One armed group has vowed that an uprising will take place if attempts are made to remove Mr Trump from office.
And acting secretary of homeland security Chad Wolf has quit his role after criticising Mr Trump over the riots.
Sean Spicer, who served as the first White House press secretary in Mr Trump’s administration, described last Wednesday’s violence as “troubling, disgusting and heart-wrenching”.
However, Mr Spicer told Sky News that it is “silly” to discuss invoking the 25th Amendment, and argued that impeachment proceedings were a Democratic “stunt” that would further divide the US.
President Trump has been widely accused of inciting the rioters who stormed the heart of US democracy – the Capitol building – on 6 January.
Supporters of the president had gathered to protest over the presidential election result amid ongoing and unsubstantiated claims of fraud by Mr Trump.
As politicians were gathering to sign off Mr Biden’s win, the president addressed a crowd nearby at the “Save America” event.
The article of impeachment accuses Mr Trump of using his speech to incite “violence against the Government of the United States”.
It says he repeated false claims that he had won the election by a “landslide” and “wilfully made statements that, in context, encouraged – and foreseeably resulted in – lawless action at the Capitol, such as: ‘if you don’t fight like hell you’re not going to have a country anymore’.”
It states that Mr Trump’s words incited people to storm the Capitol, where they “injured and killed law enforcement personnel, menaced Members of Congress, the Vice President, and Congressional personnel, and engaged in other violent, deadly, destructive, and seditious acts”.
The impeachment article also cites “prior efforts to subvert and obstruct” the certification of the election result.
It specifically refers to a call to Georgia’s secretary of state, Brad Raffensperger, urging him to “find” enough votes for the president to win the state.
Trump could now become the only US president to be impeached twice.
He was first impeached over claims he pressured Ukraine’s president to launch a corruption investigation into Mr Biden and his son. The Republican-led Senate went on to acquit him in February last year.
Mr Biden, speaking on Monday as he got his second jab of the coronavirus vaccine, said he had talked with some senators about the latest impeachment effort.
Washington, meanwhile, appears to be taking no chances of a potential repeat of the disorder when it comes to Mr Biden’s upcoming inauguration.
The National Guard will have up to 15,000 personnel in the city, with 10,000 in place by this Saturday.
General Daniel Hokanson said they would be focusing on security, logistics and communications.
The famous Washington monument obelisk is also being shut down until 24 January, according to the US National Parks Service.
It said it had taken the decision after “credible threats to visitors and park resources” from groups involved in last week’s violence. – Sky News.

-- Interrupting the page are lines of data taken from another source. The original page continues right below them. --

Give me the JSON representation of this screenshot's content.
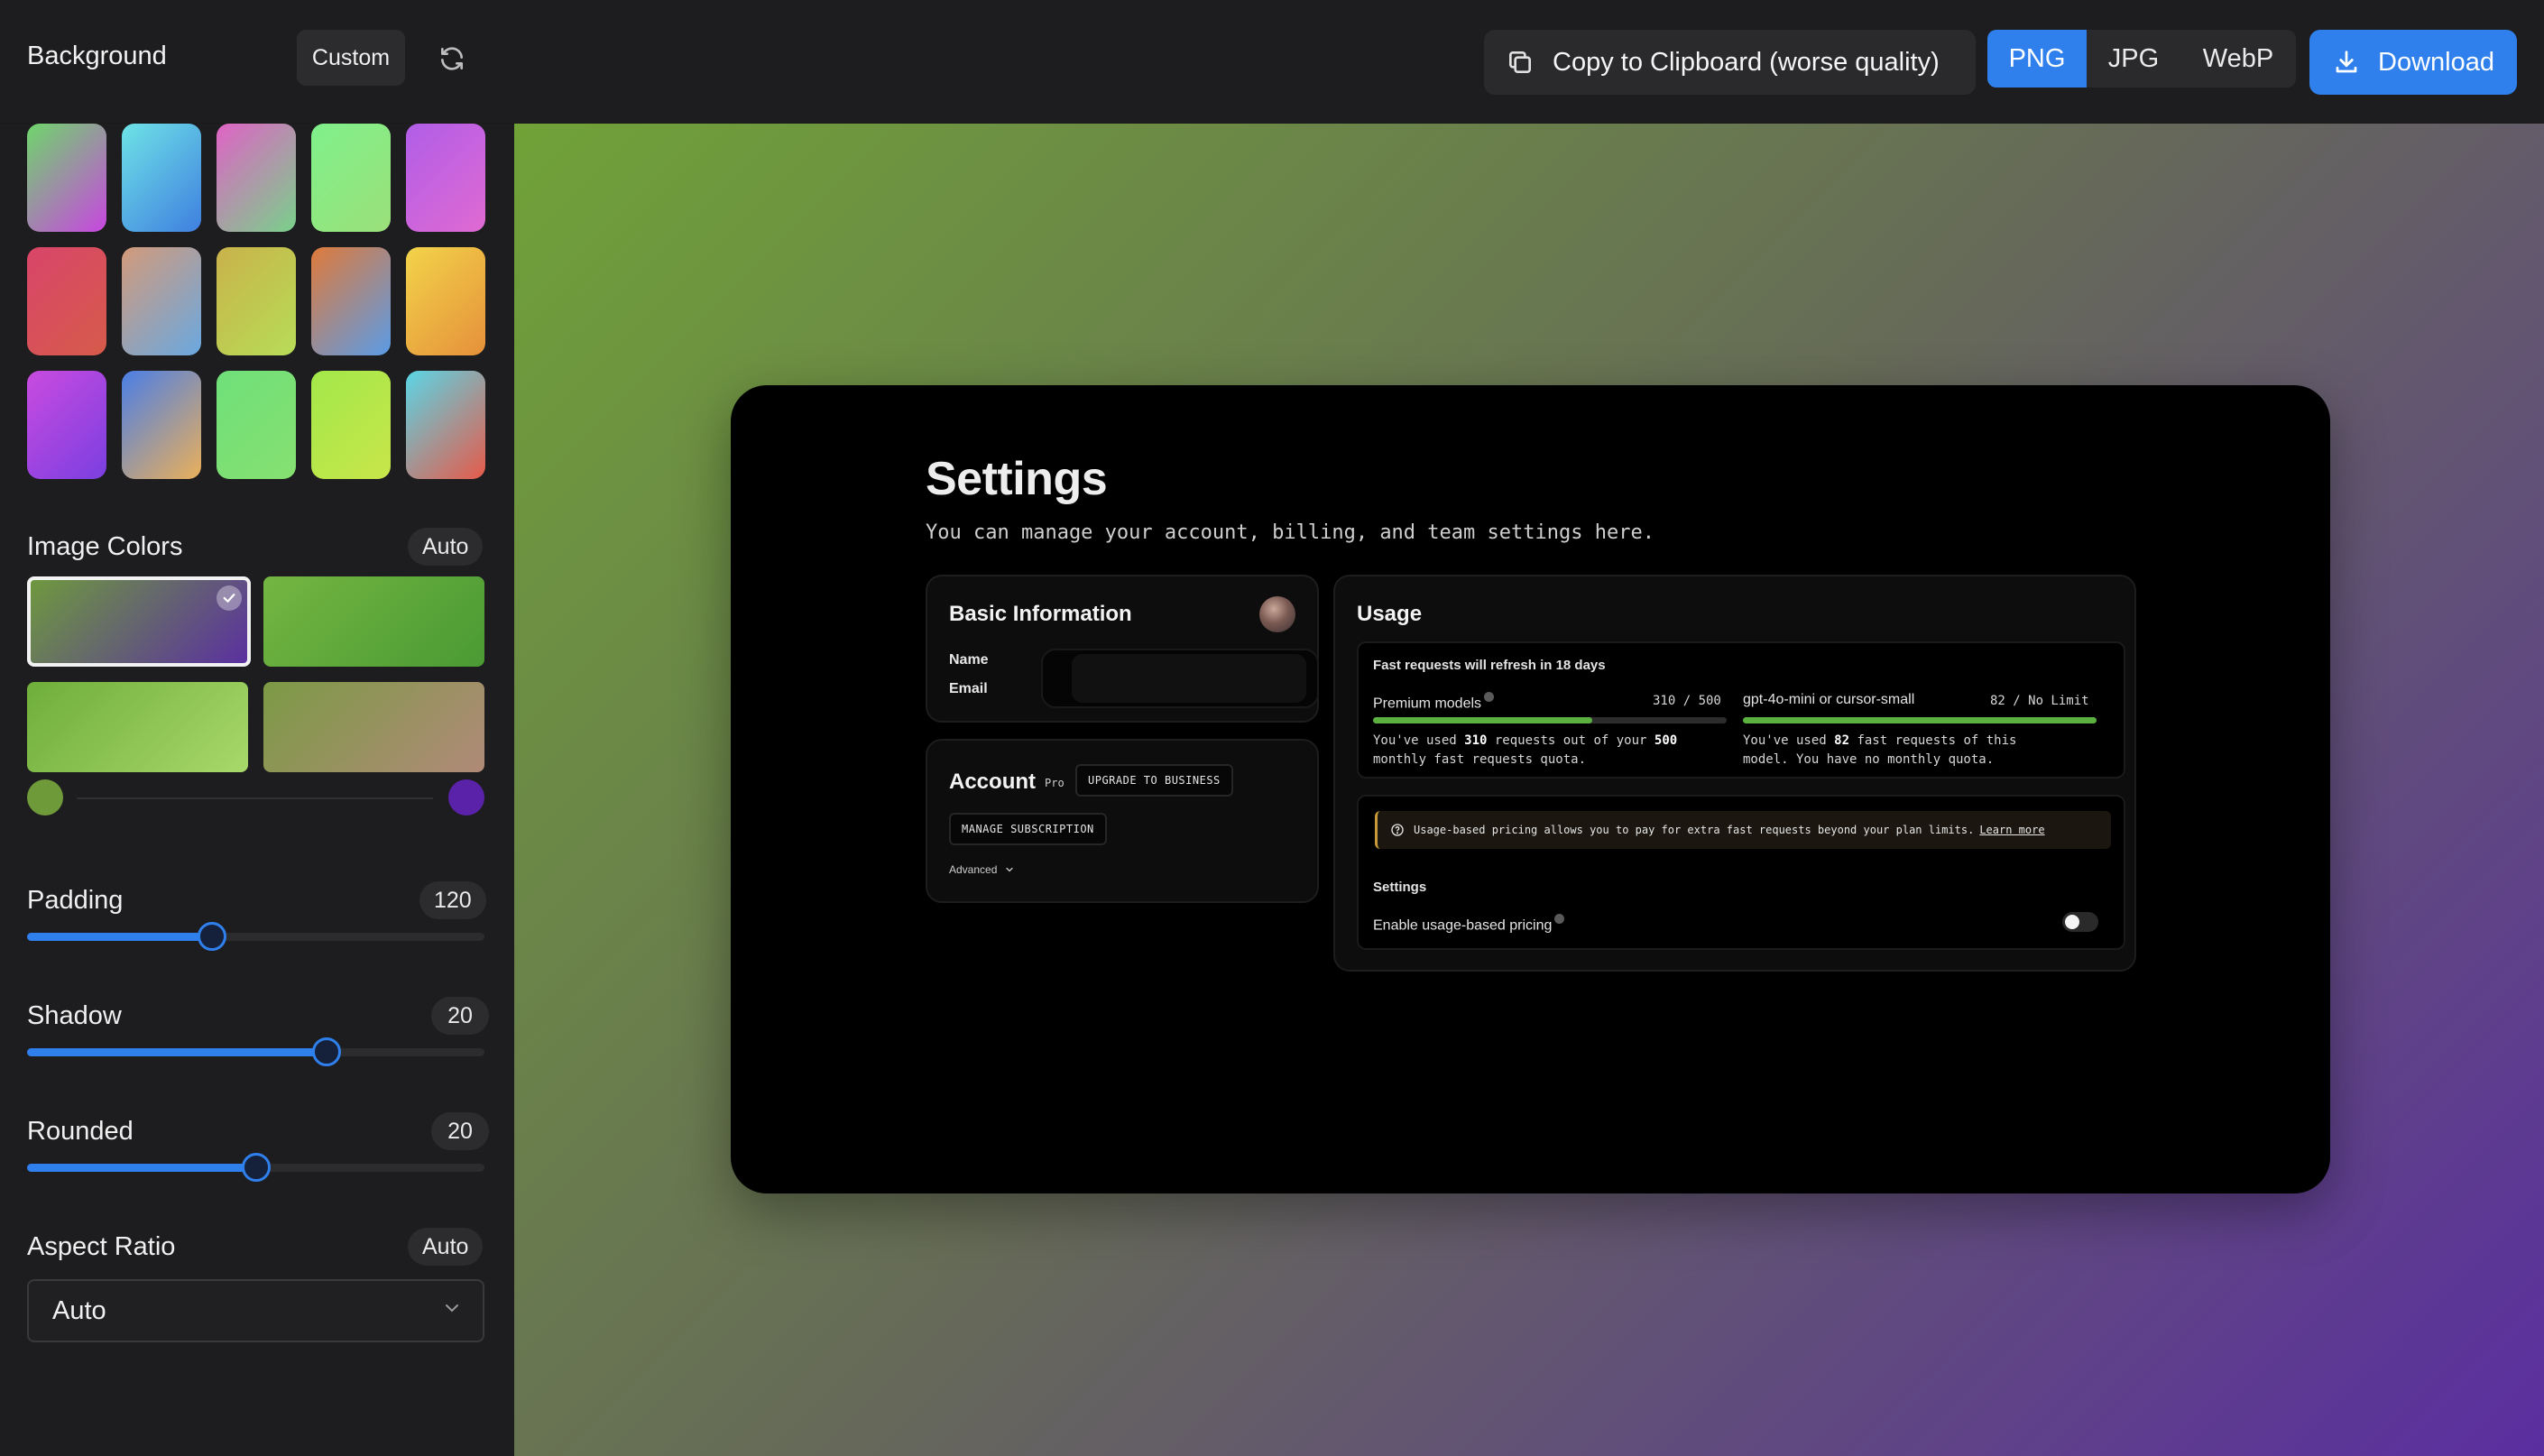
{
  "toolbar": {
    "background_label": "Background",
    "custom_label": "Custom",
    "copy_label": "Copy to Clipboard (worse quality)",
    "formats": [
      "PNG",
      "JPG",
      "WebP"
    ],
    "selected_format": "PNG",
    "download_label": "Download"
  },
  "sidebar": {
    "presets": [
      {
        "from": "#6fd66b",
        "to": "#c846e0"
      },
      {
        "from": "#6ee3e6",
        "to": "#3f7fe0"
      },
      {
        "from": "#e063c6",
        "to": "#79d08a"
      },
      {
        "from": "#7ff08a",
        "to": "#9be07a"
      },
      {
        "from": "#b05de8",
        "to": "#e06ad2"
      },
      {
        "from": "#d9456a",
        "to": "#d65b4a"
      },
      {
        "from": "#d39a7a",
        "to": "#6aa8e0"
      },
      {
        "from": "#c9b24a",
        "to": "#b7dd58"
      },
      {
        "from": "#e07a3a",
        "to": "#5a9be6"
      },
      {
        "from": "#f2d44a",
        "to": "#e6903a"
      },
      {
        "from": "#c94be0",
        "to": "#7a3fe0"
      },
      {
        "from": "#4a7ee6",
        "to": "#eab05a"
      },
      {
        "from": "#6fe07a",
        "to": "#86e070"
      },
      {
        "from": "#a3e84a",
        "to": "#c8e64a"
      },
      {
        "from": "#5ad6e6",
        "to": "#e65a4a"
      }
    ],
    "image_colors_label": "Image Colors",
    "image_colors_mode": "Auto",
    "image_colors": [
      {
        "from": "#6f9b3c",
        "to": "#5a2ea2"
      },
      {
        "from": "#74b642",
        "to": "#4a9a33"
      },
      {
        "from": "#6fae3a",
        "to": "#a8d86a"
      },
      {
        "from": "#7c9a45",
        "to": "#b08a78"
      }
    ],
    "gradient_start": "#6e9a3a",
    "gradient_end": "#5a22a8",
    "padding_label": "Padding",
    "padding_value": "120",
    "padding_fill": 0.405,
    "shadow_label": "Shadow",
    "shadow_value": "20",
    "shadow_fill": 0.655,
    "rounded_label": "Rounded",
    "rounded_value": "20",
    "rounded_fill": 0.5,
    "aspect_label": "Aspect Ratio",
    "aspect_mode": "Auto",
    "aspect_select": "Auto"
  },
  "preview": {
    "title": "Settings",
    "subtitle": "You can manage your account, billing, and team settings here.",
    "basic_info_title": "Basic Information",
    "name_label": "Name",
    "email_label": "Email",
    "account_title": "Account",
    "account_plan": "Pro",
    "upgrade_label": "UPGRADE TO BUSINESS",
    "manage_label": "MANAGE SUBSCRIPTION",
    "advanced_label": "Advanced",
    "usage_title": "Usage",
    "refresh_note": "Fast requests will refresh in 18 days",
    "premium_label": "Premium models",
    "premium_count": "310 / 500",
    "premium_fill": 0.62,
    "premium_desc_1": "You've used ",
    "premium_used": "310",
    "premium_desc_2": " requests out of your ",
    "premium_total": "500",
    "premium_desc_3": "monthly fast requests quota.",
    "mini_label": "gpt-4o-mini or cursor-small",
    "mini_count": "82 / No Limit",
    "mini_fill": 1.0,
    "mini_desc_1": "You've used ",
    "mini_used": "82",
    "mini_desc_2": " fast requests of this",
    "mini_desc_3": "model. You have no monthly quota.",
    "notice_text": "Usage-based pricing allows you to pay for extra fast requests beyond your plan limits.",
    "notice_link": "Learn more",
    "settings_label": "Settings",
    "usage_pricing_label": "Enable usage-based pricing"
  }
}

Leave a Reply

Fill in your details below or click an icon to log in:

WordPress.com Logo

You are commenting using your WordPress.com account. Log Out /  Change )

Google photo

You are commenting using your Google account. Log Out /  Change )

Twitter picture

You are commenting using your Twitter account. Log Out /  Change )

Facebook photo

You are commenting using your Facebook account. Log Out /  Change )

Connecting to %s

This site uses Akismet to reduce spam. Learn how your comment data is processed.